Anyway – my question today is, what is the ‘Real Africa’, or rather, what do we visitors mean by the term?
Let me guess.
On arrival, tourists are disappointed by unexpected glittering shopping centres in Nairobi filled with shops that look so much like the ones back home, or are dissatisfied by lodges and national parks filled with so many tourists just like them. The Africa they see is just too nice. Not like the images we are used to viewing on the BBC news. Expats who come to live here, to their surprise, find other foreigners are exactly like them are working and living perfectly normal suburban lives, sending their kids to nice (hopefully slightly mixed) schools. I’ve heard the same expression from them. ‘It’s kind of fake isn’t it?’ they say, ‘I was expecting something more real. I only feel like I’m in Africa when I’m on safari.’ (This view is especially true for housewives like me, who are not working but instead might be stuck in the home, school run, gym, coffee circuit. I think that working in an office environment in Nairobi today can be very much ‘real’).
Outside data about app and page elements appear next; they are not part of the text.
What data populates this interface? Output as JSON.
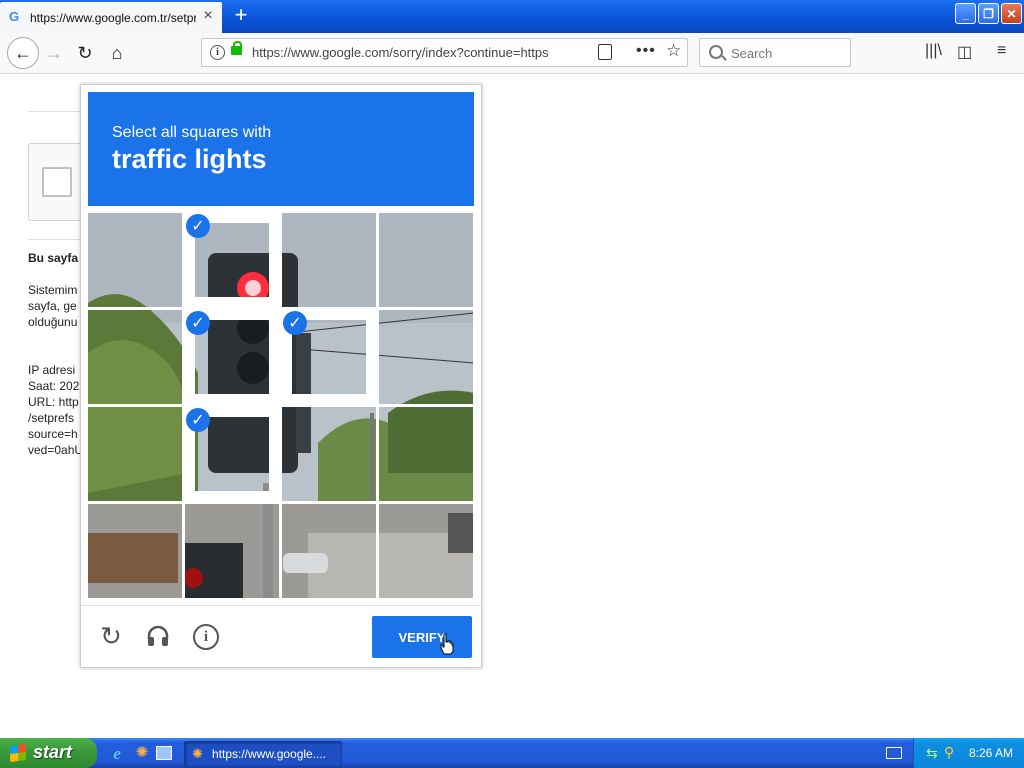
{
  "browser": {
    "tab_title": "https://www.google.com.tr/setprefs",
    "tab_favicon": "G",
    "address": "https://www.google.com/sorry/index?continue=https",
    "search_placeholder": "Search"
  },
  "page": {
    "heading_fragment": "Bu sayfa",
    "para_lines": [
      "Sistemim",
      "sayfa, ge",
      "olduğunu"
    ],
    "info_lines": [
      "IP adresi",
      "Saat: 202",
      "URL: http",
      "/setprefs",
      "source=h",
      "ved=0ahU"
    ]
  },
  "captcha": {
    "instruction_line1": "Select all squares with",
    "instruction_target": "traffic lights",
    "selected_tiles": [
      1,
      5,
      6,
      9
    ],
    "tile_count": 16,
    "verify_label": "VERIFY",
    "colors": {
      "accent": "#1a73e8"
    }
  },
  "taskbar": {
    "start_label": "start",
    "task_label": "https://www.google....",
    "clock": "8:26 AM"
  }
}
I feel lucky to have lived here in East Africa for a long time now and, like lots of foreigners who have lived here for more than a year or so, I’ve seen quite a few things that might qualify as images from ‘the real Africa’, I’m not sure. I’ve been inside a Masai manyatta, in fact I’ve smelt the smoke and swatted flies right inside a masai hut. I’ve been to Kibera four times now and dodged muddy puddles in the rain, witnessed the sheer grinding poverty of it, been followed by children wanting to touch my white skin (went again this morning – thus the resulting philosophic blog post). I’ve also been lucky enough to interview Kenyan entrepreneurs who keep pushing valiantly forward in the firm belief that their businesses can succeed and take them to places they want to go. Along the way I’ve visited schools and villages, been sung to by children, gone to weddings and funerals, sat in a matatu. I’ve eaten ugali, shopped in second hand markets/mitumba. Smelt the smells. I’ve also been to game parks and watched huge African sunsets and moon rises, sat on white sand Indian Ocean beaches, splashed in warm waves, lived by the sea and lived far from the sea.
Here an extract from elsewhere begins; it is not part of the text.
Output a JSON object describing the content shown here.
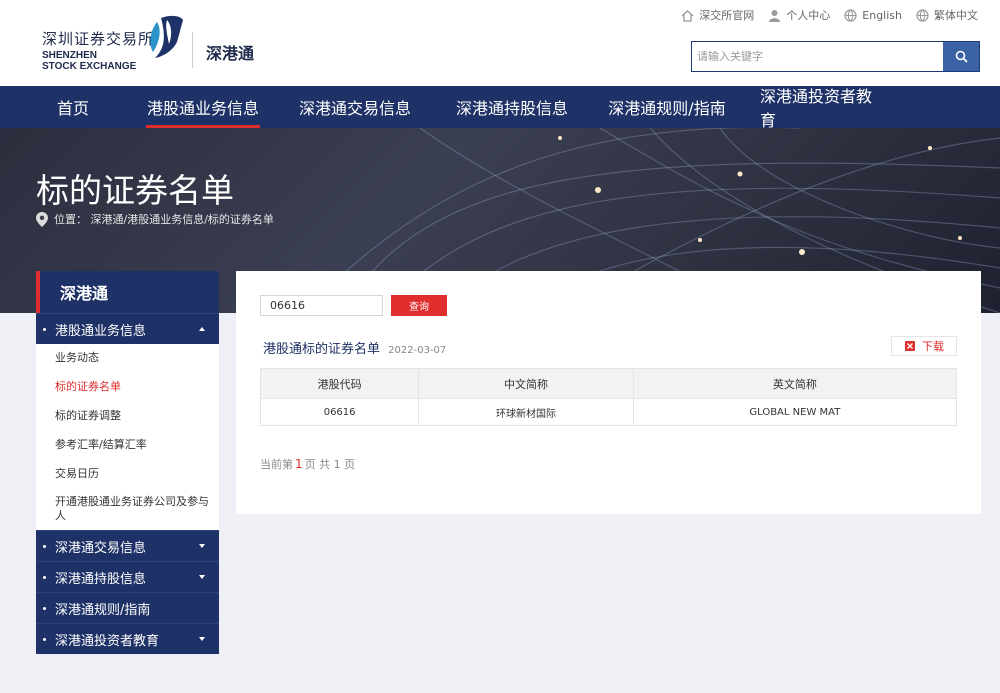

For outsiders, I think it is our preconceptions of ‘Africa’ that are badly at fault, skewing our viewpoint so that we can no longer see what is right in front of our face. The experiences I’ve had, especially the brushes with poverty, do not necessarily give me a better impression of what is reality here. Why should 'Africa' be defined only by poverty, whereby signs of wealth or prosperity appear too incongruous to digest, they fail to stack up. In my opinion the ‘real Africa’ is found when you chat to people you are lucky enough to meet every single day.
It could be the hotel chef who is smiling even at five-thirty in the morning as you head out on your game drive, the knowledgeable safari guide who knows how to read the landscape, the waiter who is patient as you dither over whether to order a cappuccino, or the persistent hawker selling dvds on the street, the guy who sells flowers, the man wearing a suit who runs an NGO in the slum having lived there proudly for thirty years – all the while resisting the temptation to throw in the towel, giving up to sniff glue or take drugs.
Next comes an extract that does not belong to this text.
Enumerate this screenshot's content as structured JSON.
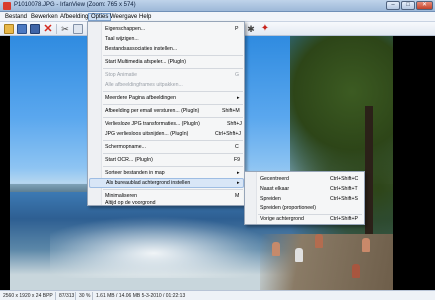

I reckon that it is simply within human exchanges that you will find today’s ‘real Africa’. By opening up conversation, you’ll soon hear a ‘real Africa’ story with all the tragedy and resilience, even appeals for help, which are invariably involved. So for those in search of ‘the real Africa’, it can be quite simple, you really don’t have to go very far or feel like you are missing out. Just open your ears.